(Stored entries)
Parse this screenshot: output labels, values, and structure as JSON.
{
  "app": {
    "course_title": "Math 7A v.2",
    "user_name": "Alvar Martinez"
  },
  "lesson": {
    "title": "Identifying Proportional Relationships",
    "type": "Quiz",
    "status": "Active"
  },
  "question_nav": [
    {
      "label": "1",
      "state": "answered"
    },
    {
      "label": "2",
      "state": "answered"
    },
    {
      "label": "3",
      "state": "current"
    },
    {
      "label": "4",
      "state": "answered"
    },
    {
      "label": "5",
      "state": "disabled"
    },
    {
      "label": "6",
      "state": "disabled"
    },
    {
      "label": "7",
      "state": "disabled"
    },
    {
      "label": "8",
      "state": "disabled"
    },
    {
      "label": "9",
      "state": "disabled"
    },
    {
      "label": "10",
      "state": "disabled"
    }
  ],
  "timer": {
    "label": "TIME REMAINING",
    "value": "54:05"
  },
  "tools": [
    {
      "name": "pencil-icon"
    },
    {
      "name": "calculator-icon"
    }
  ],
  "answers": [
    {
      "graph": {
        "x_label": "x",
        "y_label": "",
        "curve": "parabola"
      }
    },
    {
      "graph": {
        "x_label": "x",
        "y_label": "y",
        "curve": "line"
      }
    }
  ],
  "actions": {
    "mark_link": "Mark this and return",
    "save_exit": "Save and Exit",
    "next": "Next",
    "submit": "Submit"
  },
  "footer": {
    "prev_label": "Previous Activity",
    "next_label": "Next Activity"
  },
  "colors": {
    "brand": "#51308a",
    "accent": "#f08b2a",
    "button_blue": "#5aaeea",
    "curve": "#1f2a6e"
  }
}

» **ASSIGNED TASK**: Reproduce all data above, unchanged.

» **FINISHED EXERCISE**:
Parse this screenshot: output labels, values, and structure as JSON.
{
  "app": {
    "course_title": "Math 7A v.2",
    "user_name": "Alvar Martinez"
  },
  "lesson": {
    "title": "Identifying Proportional Relationships",
    "type": "Quiz",
    "status": "Active"
  },
  "question_nav": [
    {
      "label": "1",
      "state": "answered"
    },
    {
      "label": "2",
      "state": "answered"
    },
    {
      "label": "3",
      "state": "current"
    },
    {
      "label": "4",
      "state": "answered"
    },
    {
      "label": "5",
      "state": "disabled"
    },
    {
      "label": "6",
      "state": "disabled"
    },
    {
      "label": "7",
      "state": "disabled"
    },
    {
      "label": "8",
      "state": "disabled"
    },
    {
      "label": "9",
      "state": "disabled"
    },
    {
      "label": "10",
      "state": "disabled"
    }
  ],
  "timer": {
    "label": "TIME REMAINING",
    "value": "54:05"
  },
  "tools": [
    {
      "name": "pencil-icon"
    },
    {
      "name": "calculator-icon"
    }
  ],
  "answers": [
    {
      "graph": {
        "x_label": "x",
        "y_label": "",
        "curve": "parabola"
      }
    },
    {
      "graph": {
        "x_label": "x",
        "y_label": "y",
        "curve": "line"
      }
    }
  ],
  "actions": {
    "mark_link": "Mark this and return",
    "save_exit": "Save and Exit",
    "next": "Next",
    "submit": "Submit"
  },
  "footer": {
    "prev_label": "Previous Activity",
    "next_label": "Next Activity"
  },
  "colors": {
    "brand": "#51308a",
    "accent": "#f08b2a",
    "button_blue": "#5aaeea",
    "curve": "#1f2a6e"
  }
}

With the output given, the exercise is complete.